 And can you believe it, there was a number 62 on it!

At this point I’m no longer feeling confident, just eerie.

Plain ole me

Plain ole me

This whole thing is beginning to feel strange.
OK, what am I supposed to do now?         Dig here?!
 Well, I admit that I did.
And if any of you want to go there and dig some more, you won’t need a SHOVEL,  because my pick-axe is right there next to the post, where treasure find did I not!
But if any of you do, just know this, after hounding Forrest for a response and or his mercy regarding my search….he finally did respond.

“I know not what you speak of.”     ……..       was all he said.



Sweetpea’s Adventure…

Submitted June 2014
by Sweetpea


This to me was where Mammoth Hot Springs flows into the Gardiner River.  

Take it (the river)  in the canyon down.  Gardiner Canyon. 

Not to far but too far to walk.  It’s about 6 miles.

 Put in below the Home of Brown.  The Gardiner River flows into the Yellowstone River.  About a mile upstream is Bear Creek.  This is where Bear Creek Gulch is which I’m sure most of you know, Joe Brown discovered gold in 1866. Joe Brown had a home cabin up there. You can still see the remains of it today.

From there it’s no place for the meek 
True that. Steep.

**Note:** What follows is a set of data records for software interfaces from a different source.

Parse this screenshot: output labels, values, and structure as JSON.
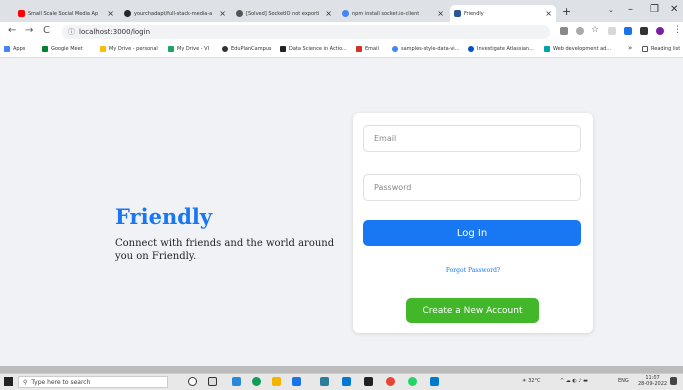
{
  "tabs": [
    {
      "title": "Small Scale Social Media Ap",
      "color": "#ff0000"
    },
    {
      "title": "yourchadapt/full-stack-media-a",
      "color": "#24292e"
    },
    {
      "title": "[Solved] SocketIO not exporti",
      "color": "#555555"
    },
    {
      "title": "npm install socket.io-client",
      "color": "#4285f4"
    },
    {
      "title": "Friendly",
      "color": "#2b579a"
    }
  ],
  "new_tab": "+",
  "window_controls": {
    "min": "–",
    "max": "❐",
    "close": "✕"
  },
  "url": "localhost:3000/login",
  "bookmarks": [
    {
      "label": "Apps",
      "color": "#4285f4"
    },
    {
      "label": "Google Meet",
      "color": "#00832d"
    },
    {
      "label": "My Drive - personal",
      "color": "#fbbc04"
    },
    {
      "label": "My Drive - VI",
      "color": "#1fa463"
    },
    {
      "label": "EduPlanCampus",
      "color": "#333333"
    },
    {
      "label": "Data Science in Actio...",
      "color": "#222222"
    },
    {
      "label": "Email",
      "color": "#d93025"
    },
    {
      "label": "samples-style-data-vi...",
      "color": "#4285f4"
    },
    {
      "label": "Investigate Atlassian...",
      "color": "#0052cc"
    },
    {
      "label": "Web development ad...",
      "color": "#00a4a6"
    }
  ],
  "reading_list": "Reading list",
  "brand": "Friendly",
  "tagline": "Connect with friends and the world around you on Friendly.",
  "login": {
    "email_placeholder": "Email",
    "password_placeholder": "Password",
    "login_label": "Log In",
    "forgot_label": "Forgot Password?",
    "create_label": "Create a New Account"
  },
  "taskbar": {
    "search_placeholder": "Type here to search",
    "weather": "32°C",
    "lang": "ENG",
    "time": "11:07",
    "date": "28-09-2022"
  },
  "colors": {
    "primary": "#1877f2",
    "success": "#42b72a",
    "background": "#f0f2f5"
  }
}
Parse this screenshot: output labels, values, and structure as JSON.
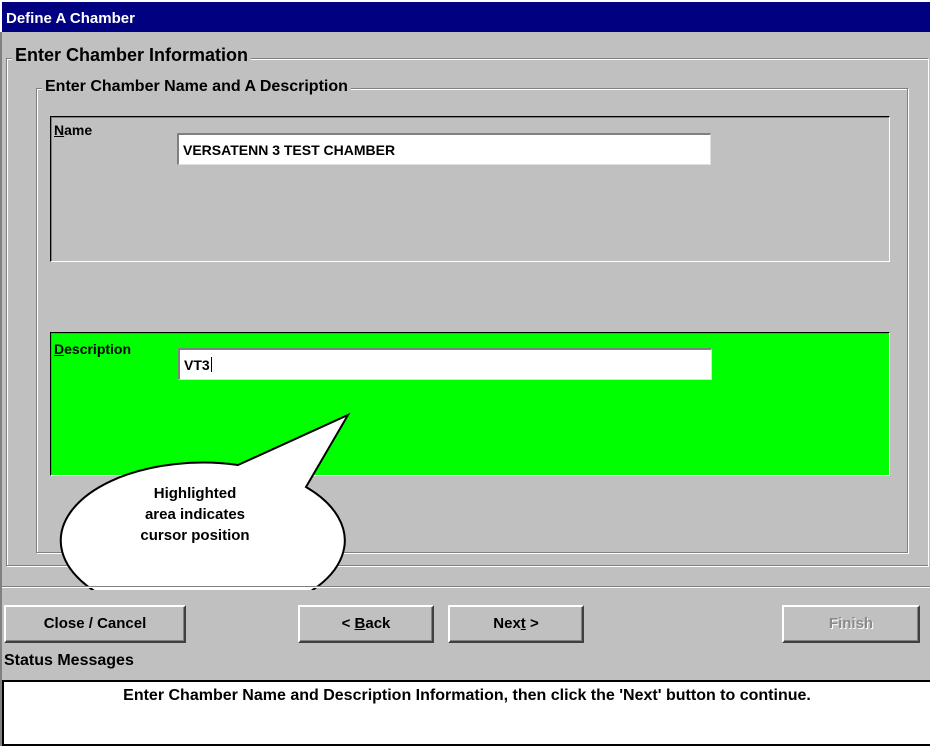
{
  "window": {
    "title": "Define A Chamber"
  },
  "group_outer": {
    "label": "Enter Chamber Information"
  },
  "group_inner": {
    "label": "Enter Chamber Name and A Description"
  },
  "name_field": {
    "label_hotkey": "N",
    "label_rest": "ame",
    "value": "VERSATENN 3 TEST CHAMBER"
  },
  "description_field": {
    "label_hotkey": "D",
    "label_rest": "escription",
    "value": "VT3",
    "highlight_color": "#00ff00"
  },
  "callout": {
    "lines": [
      "Highlighted",
      "area indicates",
      "cursor position"
    ]
  },
  "buttons": {
    "close": "Close / Cancel",
    "back_prefix": "< ",
    "back_hotkey": "B",
    "back_rest": "ack",
    "next_prefix": "Nex",
    "next_hotkey": "t",
    "next_suffix": " >",
    "finish": "Finish"
  },
  "status": {
    "label": "Status Messages",
    "message": "Enter Chamber Name and Description Information, then click the 'Next' button to continue."
  },
  "colors": {
    "titlebar": "#000080",
    "face": "#c0c0c0",
    "highlight": "#00ff00"
  }
}
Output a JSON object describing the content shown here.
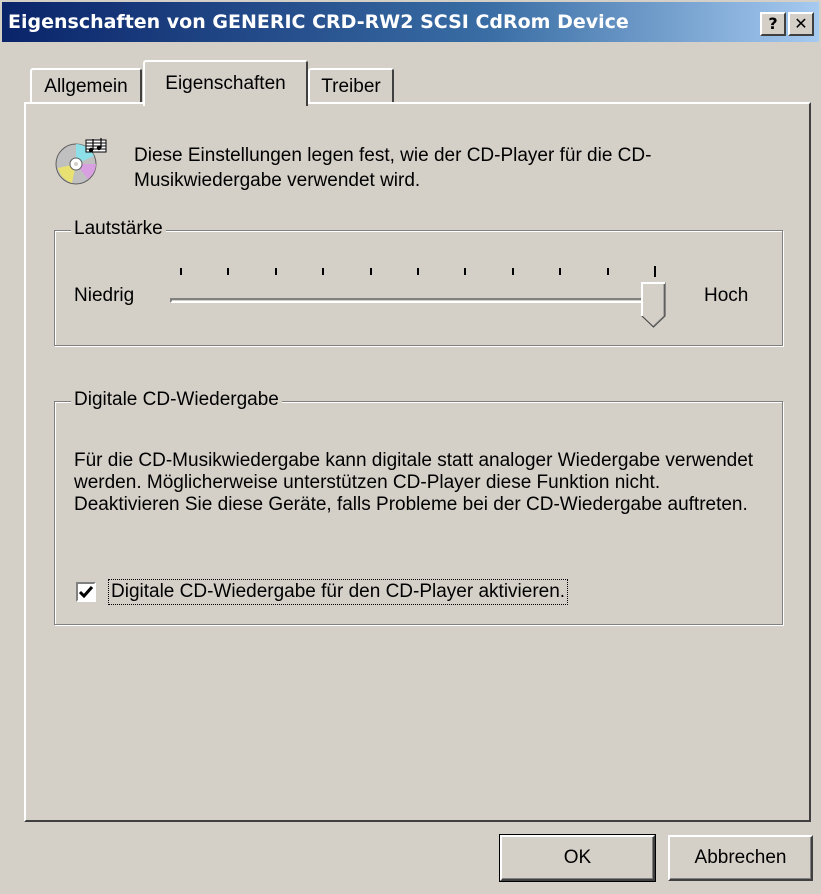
{
  "window": {
    "title": "Eigenschaften von GENERIC CRD-RW2 SCSI CdRom Device",
    "help_label": "?",
    "close_label": "✕"
  },
  "tabs": [
    {
      "label": "Allgemein",
      "selected": false
    },
    {
      "label": "Eigenschaften",
      "selected": true
    },
    {
      "label": "Treiber",
      "selected": false
    }
  ],
  "intro_text": "Diese Einstellungen legen fest, wie der CD-Player für die CD-Musikwiedergabe verwendet wird.",
  "volume": {
    "group_label": "Lautstärke",
    "low_label": "Niedrig",
    "high_label": "Hoch",
    "level_fraction": 1.0
  },
  "digital": {
    "group_label": "Digitale CD-Wiedergabe",
    "description": "Für die CD-Musikwiedergabe kann digitale statt analoger Wiedergabe verwendet werden. Möglicherweise unterstützen CD-Player diese Funktion nicht. Deaktivieren Sie diese Geräte, falls Probleme bei der CD-Wiedergabe auftreten.",
    "checkbox_label": "Digitale CD-Wiedergabe für den CD-Player aktivieren.",
    "checked": true
  },
  "buttons": {
    "ok": "OK",
    "cancel": "Abbrechen"
  },
  "icons": {
    "cd": "cd-music-icon",
    "check": "checkmark-icon"
  },
  "colors": {
    "titlebar_start": "#0a246a",
    "titlebar_end": "#a6caf0",
    "face": "#d4d0c8"
  }
}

There’ll be no paddle up your creek
This was an important clue to me.  Up your creek! Go up the creek. Go up Bear Creek,

Below the Home of Brown
If you’ve been wise and found the blaze,  
My blaze was a big hydraulic mining scar that is still very visible today. Primarily because where they were blasting, the hillside was mostly  SAND. If you want to see the blaze, you can see it easily from google earth,  and it looks just like an arrow pointing down. The very top of the blaze is on the Brown mining Claim, which is owned by the Gallatin National Forrest.  It’s legal to look for and take gold from a publicly owned mining claim.

Heavy loads = Heavy lodes, they did lode mining in there.

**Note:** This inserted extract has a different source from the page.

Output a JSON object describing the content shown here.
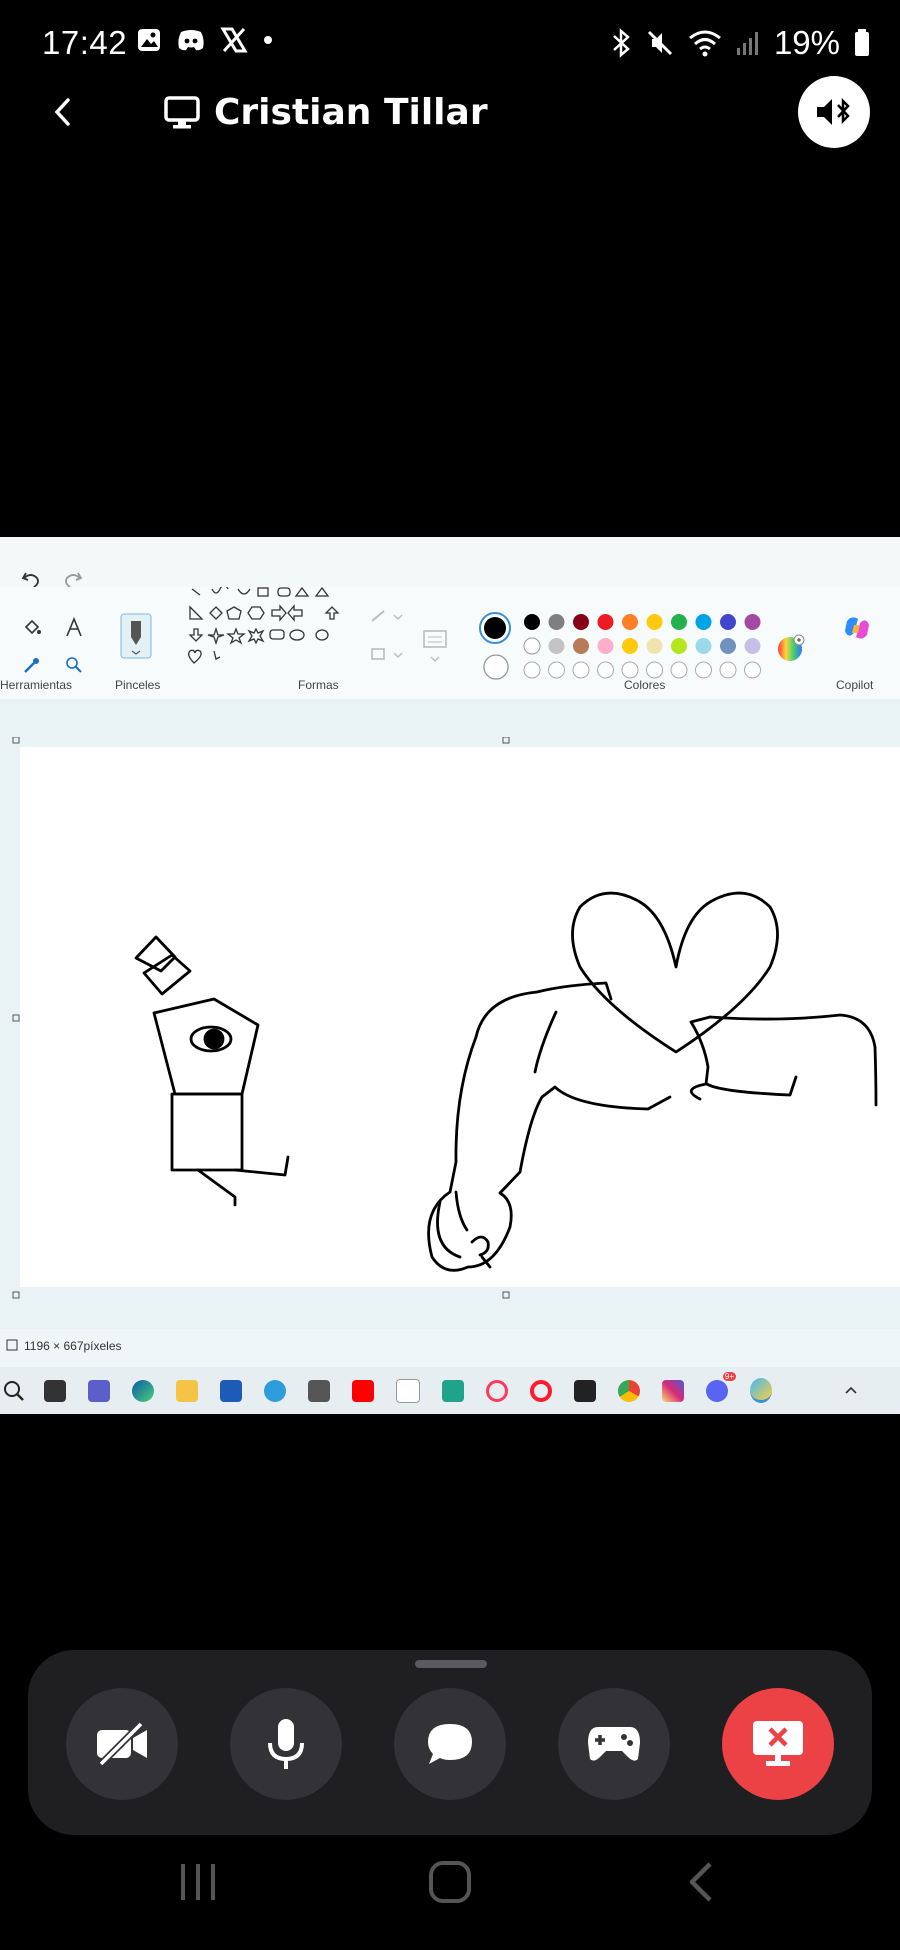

Water High = high pressure water; hydraulic mining, they did that there too.

Look quickly down your quest to cease
I was standing at the top of the blaze, and I walked down and looked downstream.  Then I found a stone claim marker that someone had put pink blaze tape around.  The claim marker looked just like a crudely made TOMBSTONE!


Dal, please download the picture I sent you. It’s of me and the claim marker.  It had the number 5627 on it, which is the survey number of the Brown mining claim.

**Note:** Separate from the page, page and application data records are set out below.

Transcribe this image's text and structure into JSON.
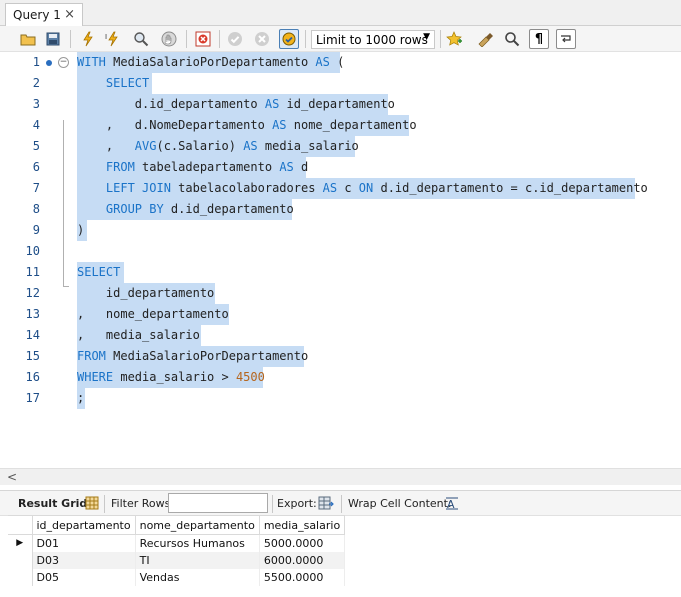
{
  "tab": {
    "title": "Query 1",
    "close": "×"
  },
  "toolbar": {
    "limit_label": "Limit to 1000 rows",
    "icons": [
      "open-folder-icon",
      "save-icon",
      "execute-icon",
      "execute-current-icon",
      "explain-icon",
      "stop-icon",
      "toggle-error-icon",
      "commit-icon",
      "rollback-icon",
      "autocommit-icon",
      "bookmark-icon",
      "beautify-icon",
      "find-icon",
      "invisible-chars-icon",
      "word-wrap-icon"
    ]
  },
  "editor": {
    "lines": [
      {
        "n": "1",
        "html": "<span class='kw'>WITH</span> MediaSalarioPorDepartamento <span class='kw'>AS</span> (",
        "hl": [
          77,
          340
        ]
      },
      {
        "n": "2",
        "html": "    <span class='kw'>SELECT</span>",
        "hl": [
          77,
          152
        ]
      },
      {
        "n": "3",
        "html": "        d.id_departamento <span class='kw'>AS</span> id_departamento",
        "hl": [
          77,
          388
        ]
      },
      {
        "n": "4",
        "html": "    ,   d.NomeDepartamento <span class='kw'>AS</span> nome_departamento",
        "hl": [
          77,
          409
        ]
      },
      {
        "n": "5",
        "html": "    ,   <span class='kw'>AVG</span>(c.Salario) <span class='kw'>AS</span> media_salario",
        "hl": [
          77,
          355
        ]
      },
      {
        "n": "6",
        "html": "    <span class='kw'>FROM</span> tabeladepartamento <span class='kw'>AS</span> d",
        "hl": [
          77,
          306
        ]
      },
      {
        "n": "7",
        "html": "    <span class='kw'>LEFT JOIN</span> tabelacolaboradores <span class='kw'>AS</span> c <span class='kw'>ON</span> d.id_departamento = c.id_departamento",
        "hl": [
          77,
          635
        ]
      },
      {
        "n": "8",
        "html": "    <span class='kw'>GROUP BY</span> d.id_departamento",
        "hl": [
          77,
          292
        ]
      },
      {
        "n": "9",
        "html": ")",
        "hl": [
          77,
          87
        ]
      },
      {
        "n": "10",
        "html": "",
        "hl": null
      },
      {
        "n": "11",
        "html": "<span class='kw'>SELECT</span>",
        "hl": [
          77,
          124
        ]
      },
      {
        "n": "12",
        "html": "    id_departamento",
        "hl": [
          77,
          215
        ]
      },
      {
        "n": "13",
        "html": ",   nome_departamento",
        "hl": [
          77,
          229
        ]
      },
      {
        "n": "14",
        "html": ",   media_salario",
        "hl": [
          77,
          201
        ]
      },
      {
        "n": "15",
        "html": "<span class='kw'>FROM</span> MediaSalarioPorDepartamento",
        "hl": [
          77,
          304
        ]
      },
      {
        "n": "16",
        "html": "<span class='kw'>WHERE</span> media_salario &gt; <span class='num'>4500</span>",
        "hl": [
          77,
          263
        ]
      },
      {
        "n": "17",
        "html": ";",
        "hl": [
          77,
          85
        ]
      }
    ]
  },
  "result_toolbar": {
    "result_grid": "Result Grid",
    "filter_rows": "Filter Rows:",
    "export": "Export:",
    "wrap_cell": "Wrap Cell Content:"
  },
  "grid": {
    "columns": [
      "id_departamento",
      "nome_departamento",
      "media_salario"
    ],
    "rows": [
      [
        "D01",
        "Recursos Humanos",
        "5000.0000"
      ],
      [
        "D03",
        "TI",
        "6000.0000"
      ],
      [
        "D05",
        "Vendas",
        "5500.0000"
      ]
    ]
  }
}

This survey was done in 1899! What a cool thing to find!

Continuing down the creek,  I found more of these markers with pink blaze tape around them.  Finally, the last feature that had been blazed with the tape,  was a standing dead tree.  It was a bearing tree for a corner marker.  What to me  was fascinating,  is this tree was marked with survey number 5629, and you could still just barely read it,  this tree was stamped in 1899! How cool is that?

Now hear me all and listen good, Your effort will be worth the cold
You have to cross the creek.

If you are brave
to me this was a metaphor for the stone markers.
He used brave in his book in reference to brave dead people and also mentions their grave markers.

In the wood
This is the clue I thought I had, it’s kind of funny, but I thought very Forrestesque! Is that a word? According to the field notes from the original survey, one of the stone markers REPLACED an old wooden marker. In other words, the wooden marked was REPLACED by a newer model!  or so I thought.

There were so many other hint like features up there as well. 
Off of Jardine road there is a little lake called Bitty Lake.
 Right next to the Brown claim is the Gardiner claim.  On the Gardiner claim is a cabin, you can see from  the Jardine road. Miss Ford and the gypsy wagon are up there. (an old baby blue Ford country sedan, next to a horse drawn wagon with RUBBER TIRES!) sound familiar?

I have so much more to share, if there is interest I’d love to do so, but I know this post is getting awfully long.  
So what do you think? By the way, my whole family thinks I’m crazy!


This is Part One of a two part story. If you’d like to read Part Two, click HERE